Reproduce the full listing as it stands. Images do not belong in the copy.

◇ ◇ ◇ ◇ ◇

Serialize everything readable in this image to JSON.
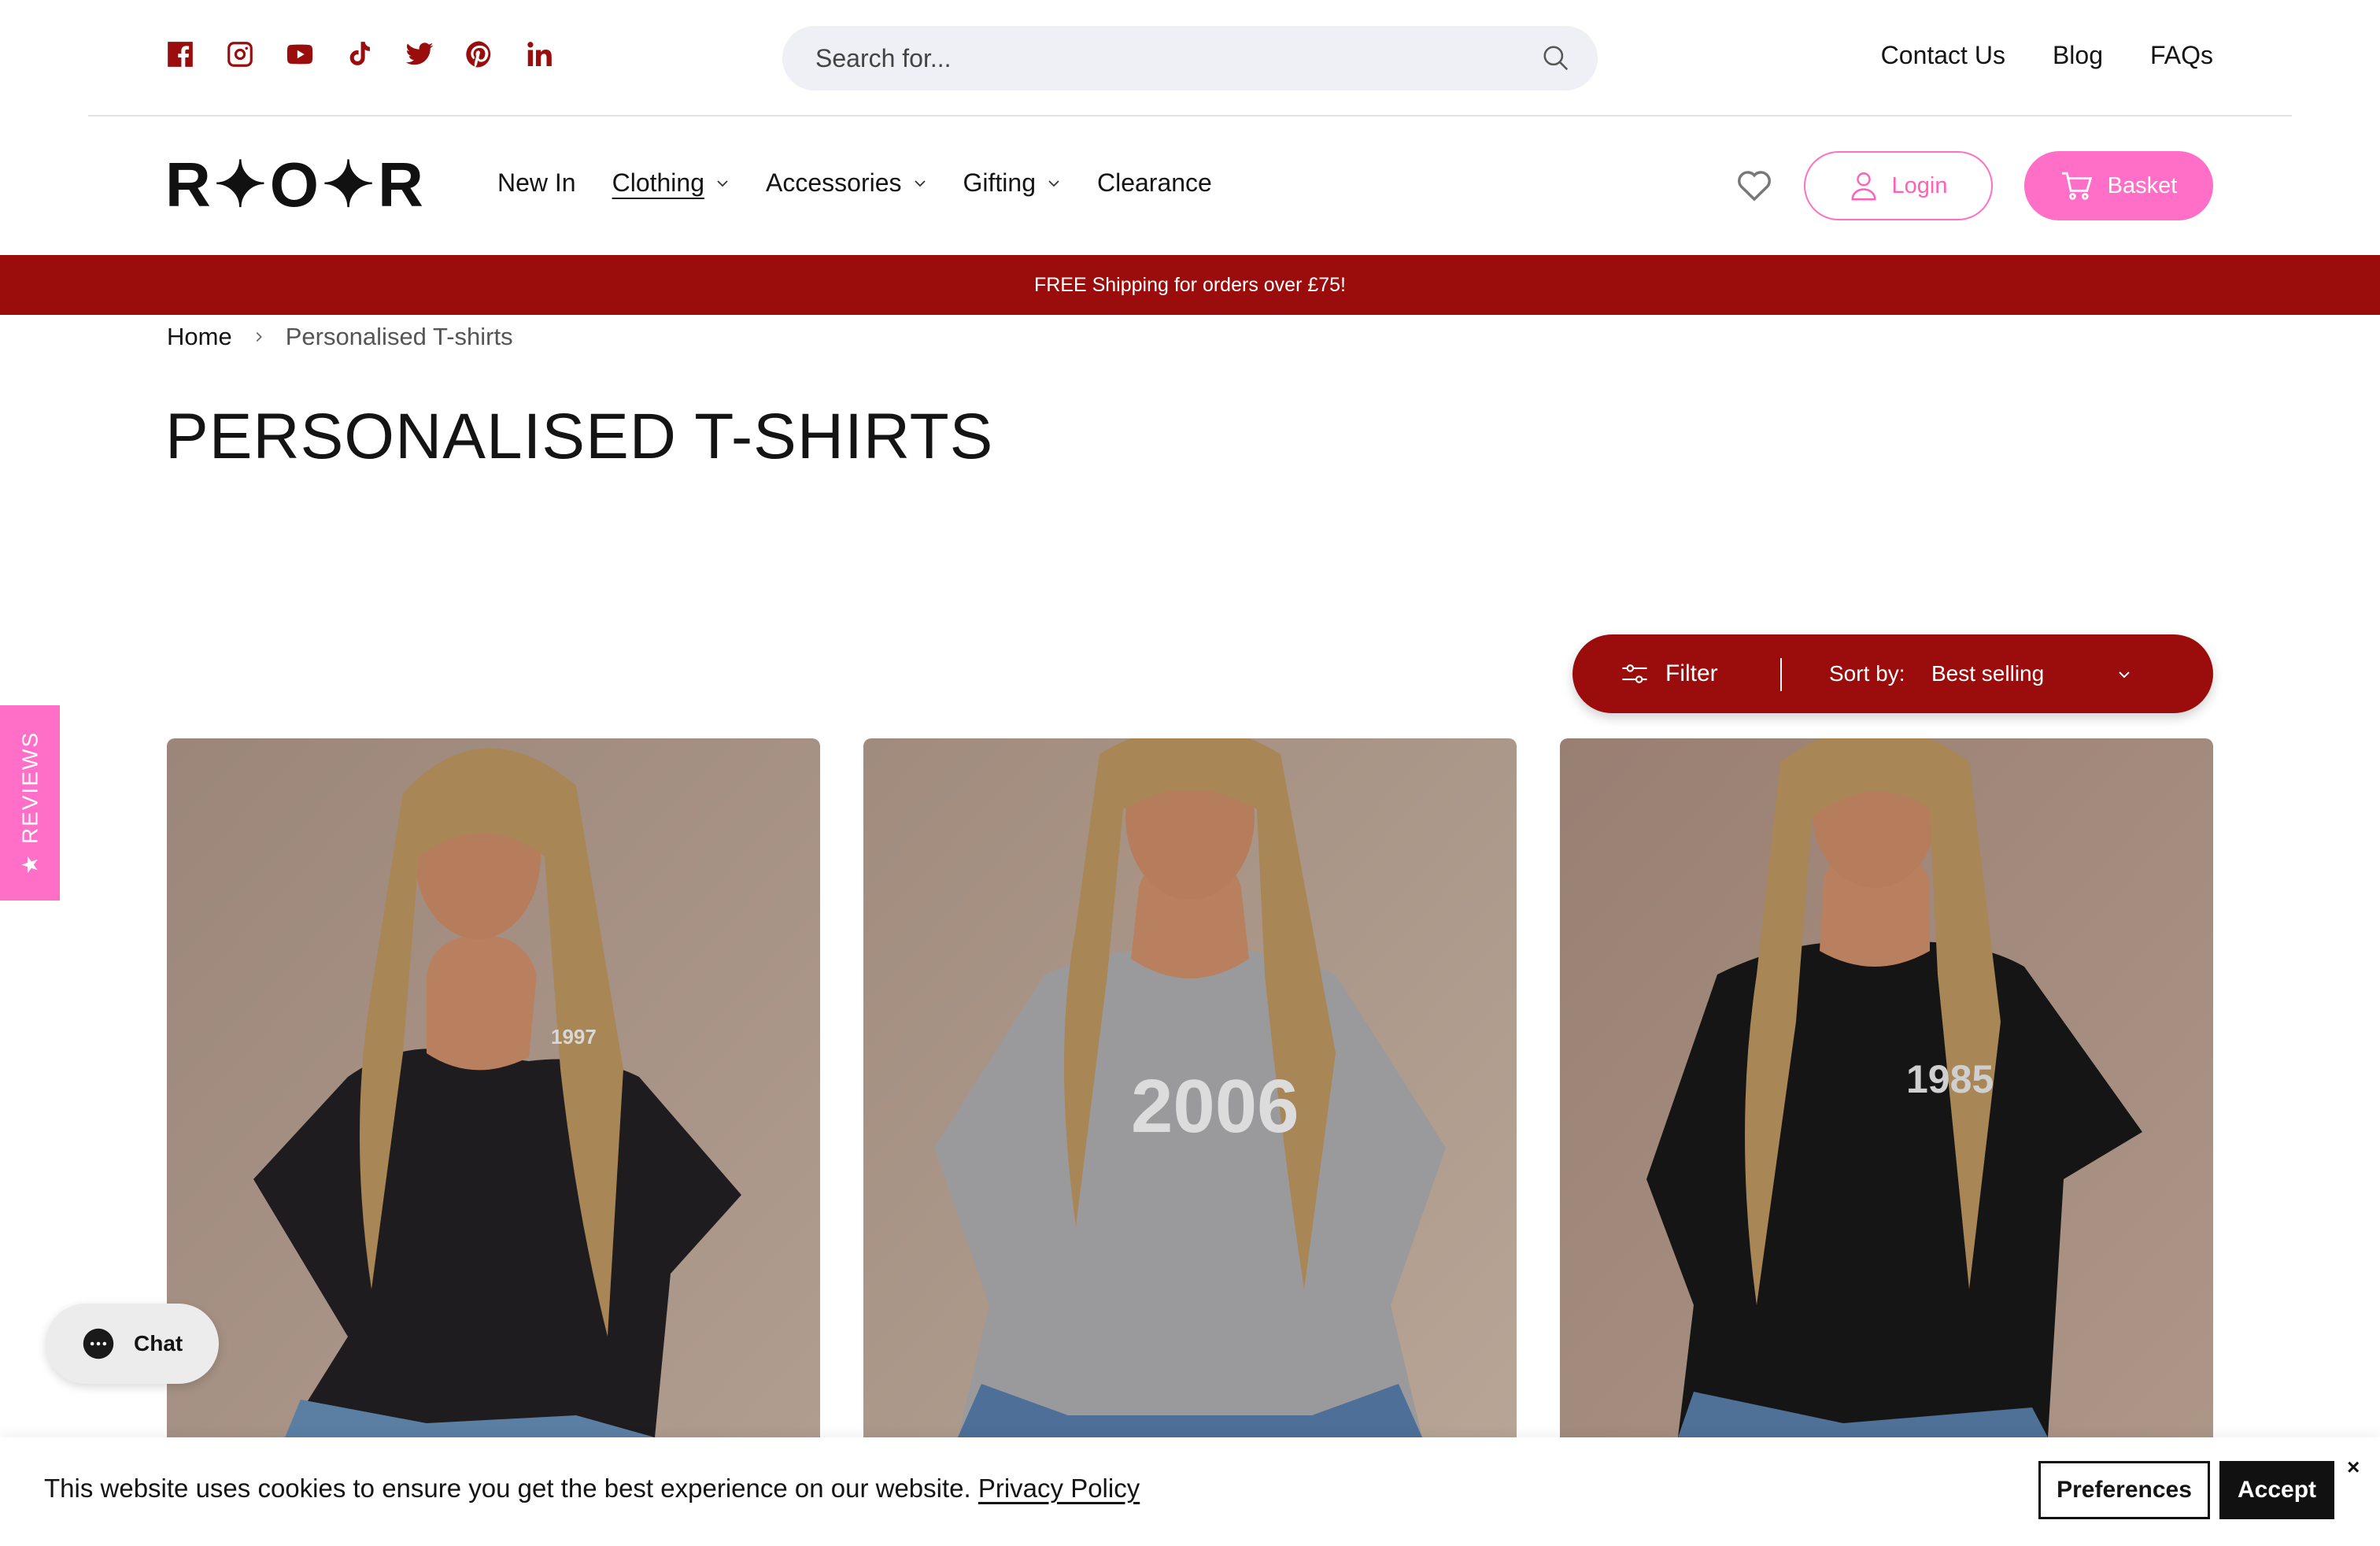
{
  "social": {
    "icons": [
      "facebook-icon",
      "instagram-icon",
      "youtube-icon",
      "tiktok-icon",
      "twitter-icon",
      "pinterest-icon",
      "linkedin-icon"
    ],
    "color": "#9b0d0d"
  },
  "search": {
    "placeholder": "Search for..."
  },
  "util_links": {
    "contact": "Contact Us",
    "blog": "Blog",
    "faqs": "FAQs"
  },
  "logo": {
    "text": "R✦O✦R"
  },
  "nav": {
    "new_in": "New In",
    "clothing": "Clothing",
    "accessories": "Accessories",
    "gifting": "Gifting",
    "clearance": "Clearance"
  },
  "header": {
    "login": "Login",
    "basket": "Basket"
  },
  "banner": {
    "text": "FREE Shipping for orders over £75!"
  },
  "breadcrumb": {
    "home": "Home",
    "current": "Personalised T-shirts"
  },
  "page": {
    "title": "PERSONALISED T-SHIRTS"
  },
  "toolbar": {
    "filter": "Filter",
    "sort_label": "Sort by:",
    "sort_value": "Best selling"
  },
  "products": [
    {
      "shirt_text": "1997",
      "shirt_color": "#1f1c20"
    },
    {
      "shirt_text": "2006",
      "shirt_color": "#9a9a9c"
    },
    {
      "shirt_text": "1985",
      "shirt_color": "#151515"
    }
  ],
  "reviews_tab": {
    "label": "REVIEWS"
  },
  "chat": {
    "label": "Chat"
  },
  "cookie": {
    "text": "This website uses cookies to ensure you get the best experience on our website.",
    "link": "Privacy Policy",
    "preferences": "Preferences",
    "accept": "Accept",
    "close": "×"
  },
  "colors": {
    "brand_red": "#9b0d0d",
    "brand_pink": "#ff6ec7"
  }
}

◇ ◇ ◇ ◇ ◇

## Result below:
Serialize everything readable in this image to JSON.
{
  "social": {
    "icons": [
      "facebook-icon",
      "instagram-icon",
      "youtube-icon",
      "tiktok-icon",
      "twitter-icon",
      "pinterest-icon",
      "linkedin-icon"
    ],
    "color": "#9b0d0d"
  },
  "search": {
    "placeholder": "Search for..."
  },
  "util_links": {
    "contact": "Contact Us",
    "blog": "Blog",
    "faqs": "FAQs"
  },
  "logo": {
    "text": "R✦O✦R"
  },
  "nav": {
    "new_in": "New In",
    "clothing": "Clothing",
    "accessories": "Accessories",
    "gifting": "Gifting",
    "clearance": "Clearance"
  },
  "header": {
    "login": "Login",
    "basket": "Basket"
  },
  "banner": {
    "text": "FREE Shipping for orders over £75!"
  },
  "breadcrumb": {
    "home": "Home",
    "current": "Personalised T-shirts"
  },
  "page": {
    "title": "PERSONALISED T-SHIRTS"
  },
  "toolbar": {
    "filter": "Filter",
    "sort_label": "Sort by:",
    "sort_value": "Best selling"
  },
  "products": [
    {
      "shirt_text": "1997",
      "shirt_color": "#1f1c20"
    },
    {
      "shirt_text": "2006",
      "shirt_color": "#9a9a9c"
    },
    {
      "shirt_text": "1985",
      "shirt_color": "#151515"
    }
  ],
  "reviews_tab": {
    "label": "REVIEWS"
  },
  "chat": {
    "label": "Chat"
  },
  "cookie": {
    "text": "This website uses cookies to ensure you get the best experience on our website.",
    "link": "Privacy Policy",
    "preferences": "Preferences",
    "accept": "Accept",
    "close": "×"
  },
  "colors": {
    "brand_red": "#9b0d0d",
    "brand_pink": "#ff6ec7"
  }
}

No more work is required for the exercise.